Visit to Cowessess First Nation leads to photobomb for Trudeau
Prime Minister Justin Trudeau visited the Cowessess First Nation in Saskatchewan this afternoon, which was part of a historic signing ceremony as part of a transfer of control over children in care to the community.
The First Nation is one of several Indigenous groups that have notified Indigenous Services Canada that they intend to handle their own child and family services as allowed under federal legislation.
The Federation of Sovereign Indigenous Nations, which represents 74 Saskatchewan First Nations, announced last year that it wanted $360 million from Ottawa over five years to apply the legislation on reserves.
Cowessess is also the site of a former residential school where, last month, ground-penetrating radar detected a potential 751 unmarked graves.
Once there, Trudeau announce the agreement alongside Chief Cadmus Delorme and Saskatchewan Premier Scott Moe.
"Never again should kids be taken from their homes, families and communities," Trudeau said at the ceremony to commemorate the agreement.
"Kids need to be kept by, protected by, supported by, and taught by their communities."
Some 150 children from the community are now in foster care, which some indigenous critics see as a modern day version of the country's residential school system.
"It's their time to receive the opportunity to come home and heal with their own families," said representative Mia Buckles.
Trudeau said agreements to transfer power to First Nations in areas such as education, health care and business are also possible.
"The pace at which we move will be dictated by the desire and the leadership of the communities we work with," he said.

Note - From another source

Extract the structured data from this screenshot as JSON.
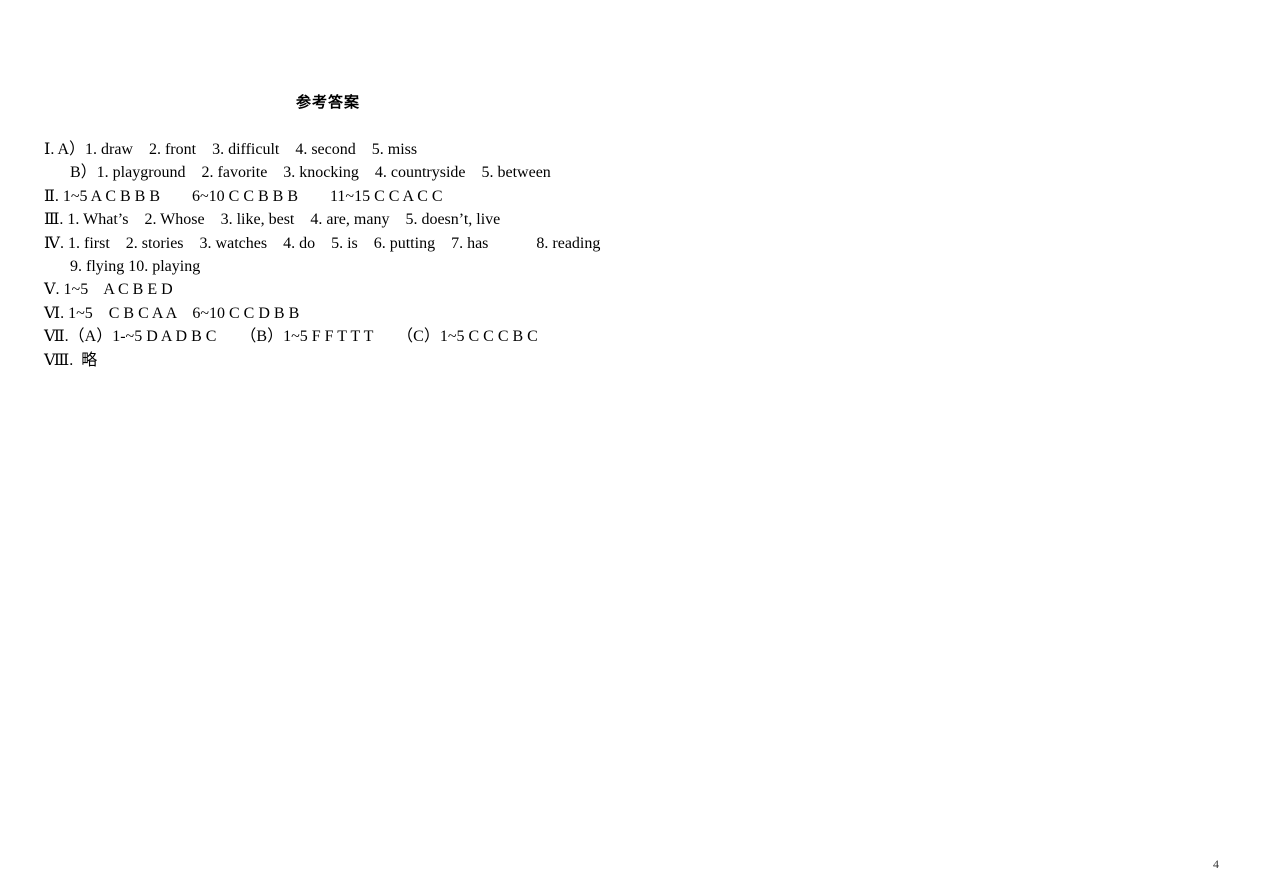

The ceremony would not be one of Trudeau's with a photo-op opportunity. Some were not amused and took to Twitter. One member of the band actually managed to photo-bomb the PM himself [see above].